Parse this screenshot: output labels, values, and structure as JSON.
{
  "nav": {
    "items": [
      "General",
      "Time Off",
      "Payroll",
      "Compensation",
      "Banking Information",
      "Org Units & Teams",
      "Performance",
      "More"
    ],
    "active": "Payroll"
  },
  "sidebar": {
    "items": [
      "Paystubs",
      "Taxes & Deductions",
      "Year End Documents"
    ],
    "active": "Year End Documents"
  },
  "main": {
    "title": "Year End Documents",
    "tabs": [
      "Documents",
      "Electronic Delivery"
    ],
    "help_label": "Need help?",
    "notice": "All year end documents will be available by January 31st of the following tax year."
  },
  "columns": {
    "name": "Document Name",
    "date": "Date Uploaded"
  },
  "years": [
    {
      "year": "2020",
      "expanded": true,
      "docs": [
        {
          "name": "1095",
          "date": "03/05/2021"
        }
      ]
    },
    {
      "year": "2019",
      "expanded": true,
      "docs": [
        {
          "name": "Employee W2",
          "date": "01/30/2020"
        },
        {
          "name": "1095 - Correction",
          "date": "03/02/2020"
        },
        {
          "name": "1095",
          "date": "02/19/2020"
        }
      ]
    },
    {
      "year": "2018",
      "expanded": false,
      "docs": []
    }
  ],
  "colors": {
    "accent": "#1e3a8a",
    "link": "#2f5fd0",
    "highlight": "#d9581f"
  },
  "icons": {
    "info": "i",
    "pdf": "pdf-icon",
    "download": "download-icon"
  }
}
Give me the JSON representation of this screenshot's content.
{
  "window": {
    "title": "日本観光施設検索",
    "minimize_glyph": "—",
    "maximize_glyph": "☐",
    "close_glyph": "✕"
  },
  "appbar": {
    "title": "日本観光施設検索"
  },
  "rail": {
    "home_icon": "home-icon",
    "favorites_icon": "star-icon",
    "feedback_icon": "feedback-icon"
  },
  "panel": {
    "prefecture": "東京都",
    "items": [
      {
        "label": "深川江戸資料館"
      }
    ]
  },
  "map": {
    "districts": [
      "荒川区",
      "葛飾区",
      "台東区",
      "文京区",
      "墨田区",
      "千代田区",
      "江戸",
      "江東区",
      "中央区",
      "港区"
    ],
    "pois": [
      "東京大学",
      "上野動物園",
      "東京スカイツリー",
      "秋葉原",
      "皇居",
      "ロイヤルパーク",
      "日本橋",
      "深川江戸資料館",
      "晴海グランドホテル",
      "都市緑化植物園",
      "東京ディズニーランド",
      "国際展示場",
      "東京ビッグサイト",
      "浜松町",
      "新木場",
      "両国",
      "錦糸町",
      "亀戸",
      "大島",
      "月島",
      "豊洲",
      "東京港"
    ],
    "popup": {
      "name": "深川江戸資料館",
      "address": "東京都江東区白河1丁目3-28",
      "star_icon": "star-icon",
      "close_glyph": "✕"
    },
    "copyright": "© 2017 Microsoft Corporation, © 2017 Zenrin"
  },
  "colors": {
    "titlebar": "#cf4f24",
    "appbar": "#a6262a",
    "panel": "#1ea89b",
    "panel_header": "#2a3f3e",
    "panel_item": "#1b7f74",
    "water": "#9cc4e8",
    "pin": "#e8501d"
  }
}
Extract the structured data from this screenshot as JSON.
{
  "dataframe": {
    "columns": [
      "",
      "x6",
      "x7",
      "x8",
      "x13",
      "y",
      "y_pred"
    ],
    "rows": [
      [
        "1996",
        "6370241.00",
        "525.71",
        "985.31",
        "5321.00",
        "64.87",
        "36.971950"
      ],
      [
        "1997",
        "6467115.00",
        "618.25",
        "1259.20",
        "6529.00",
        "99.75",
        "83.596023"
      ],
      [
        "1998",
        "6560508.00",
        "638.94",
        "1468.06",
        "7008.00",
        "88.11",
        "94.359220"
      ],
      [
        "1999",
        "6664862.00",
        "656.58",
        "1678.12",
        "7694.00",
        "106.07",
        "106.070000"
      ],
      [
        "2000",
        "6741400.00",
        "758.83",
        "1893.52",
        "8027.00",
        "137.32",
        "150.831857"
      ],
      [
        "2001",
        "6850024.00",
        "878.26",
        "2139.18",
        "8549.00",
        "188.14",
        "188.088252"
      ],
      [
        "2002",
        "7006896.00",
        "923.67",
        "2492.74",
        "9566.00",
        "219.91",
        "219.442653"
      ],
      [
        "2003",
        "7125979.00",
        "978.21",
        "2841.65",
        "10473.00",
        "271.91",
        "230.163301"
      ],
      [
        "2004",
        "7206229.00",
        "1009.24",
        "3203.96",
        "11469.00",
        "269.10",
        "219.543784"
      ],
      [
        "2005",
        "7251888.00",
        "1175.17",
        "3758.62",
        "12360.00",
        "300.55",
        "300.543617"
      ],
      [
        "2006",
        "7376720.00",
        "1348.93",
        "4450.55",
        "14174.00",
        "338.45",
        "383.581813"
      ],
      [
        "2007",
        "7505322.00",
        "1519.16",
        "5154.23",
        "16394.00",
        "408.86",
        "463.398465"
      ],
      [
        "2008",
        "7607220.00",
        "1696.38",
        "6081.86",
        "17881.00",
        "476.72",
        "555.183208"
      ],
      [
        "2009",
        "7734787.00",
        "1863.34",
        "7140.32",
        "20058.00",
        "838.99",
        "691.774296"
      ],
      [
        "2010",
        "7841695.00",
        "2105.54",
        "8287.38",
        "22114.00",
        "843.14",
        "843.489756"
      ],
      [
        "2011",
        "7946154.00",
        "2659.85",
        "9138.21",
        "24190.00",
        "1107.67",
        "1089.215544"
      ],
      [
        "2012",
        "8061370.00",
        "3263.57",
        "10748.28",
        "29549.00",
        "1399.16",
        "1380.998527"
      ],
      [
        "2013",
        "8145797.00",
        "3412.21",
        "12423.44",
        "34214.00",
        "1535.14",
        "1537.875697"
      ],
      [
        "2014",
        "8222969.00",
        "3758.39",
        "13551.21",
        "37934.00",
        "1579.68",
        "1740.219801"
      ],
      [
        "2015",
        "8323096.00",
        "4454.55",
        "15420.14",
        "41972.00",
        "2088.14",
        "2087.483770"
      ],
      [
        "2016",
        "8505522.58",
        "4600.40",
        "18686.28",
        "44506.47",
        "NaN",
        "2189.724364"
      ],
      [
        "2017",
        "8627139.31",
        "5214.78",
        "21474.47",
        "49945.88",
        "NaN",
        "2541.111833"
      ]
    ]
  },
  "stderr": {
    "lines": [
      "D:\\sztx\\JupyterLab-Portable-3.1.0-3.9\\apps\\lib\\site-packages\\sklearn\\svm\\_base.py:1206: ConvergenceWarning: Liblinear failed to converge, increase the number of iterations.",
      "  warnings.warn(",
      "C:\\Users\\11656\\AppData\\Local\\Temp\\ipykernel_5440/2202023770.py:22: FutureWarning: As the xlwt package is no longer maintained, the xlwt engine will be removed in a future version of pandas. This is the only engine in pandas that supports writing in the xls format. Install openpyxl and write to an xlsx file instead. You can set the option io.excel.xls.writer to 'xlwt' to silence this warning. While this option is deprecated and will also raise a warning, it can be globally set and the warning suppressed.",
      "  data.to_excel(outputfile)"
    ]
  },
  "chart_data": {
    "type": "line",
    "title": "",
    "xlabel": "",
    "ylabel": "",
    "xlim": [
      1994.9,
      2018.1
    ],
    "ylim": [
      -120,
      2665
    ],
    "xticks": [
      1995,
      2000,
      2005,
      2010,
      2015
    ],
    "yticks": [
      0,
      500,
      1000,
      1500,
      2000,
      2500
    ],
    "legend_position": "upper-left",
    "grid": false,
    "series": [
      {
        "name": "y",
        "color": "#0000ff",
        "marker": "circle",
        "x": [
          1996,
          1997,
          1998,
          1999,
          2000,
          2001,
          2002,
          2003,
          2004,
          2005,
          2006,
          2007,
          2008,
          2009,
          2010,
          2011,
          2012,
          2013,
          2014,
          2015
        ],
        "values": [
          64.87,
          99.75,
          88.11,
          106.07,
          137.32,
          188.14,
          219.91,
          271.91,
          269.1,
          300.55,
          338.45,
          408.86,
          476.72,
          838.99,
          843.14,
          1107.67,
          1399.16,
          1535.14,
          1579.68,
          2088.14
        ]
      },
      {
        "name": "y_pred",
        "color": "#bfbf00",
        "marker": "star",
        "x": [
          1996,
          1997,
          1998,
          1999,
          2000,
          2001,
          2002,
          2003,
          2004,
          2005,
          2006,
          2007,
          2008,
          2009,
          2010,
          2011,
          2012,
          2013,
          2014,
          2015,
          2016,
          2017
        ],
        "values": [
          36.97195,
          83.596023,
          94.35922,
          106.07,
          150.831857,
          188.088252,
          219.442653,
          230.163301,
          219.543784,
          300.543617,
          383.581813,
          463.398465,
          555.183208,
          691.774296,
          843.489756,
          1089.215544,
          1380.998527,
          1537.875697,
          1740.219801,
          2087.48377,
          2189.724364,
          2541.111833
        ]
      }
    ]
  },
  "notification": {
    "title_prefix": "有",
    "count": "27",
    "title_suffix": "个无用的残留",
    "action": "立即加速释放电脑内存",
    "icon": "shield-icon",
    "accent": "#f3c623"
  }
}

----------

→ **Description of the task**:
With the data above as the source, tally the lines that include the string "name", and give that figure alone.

→ **Finished exercise**:
8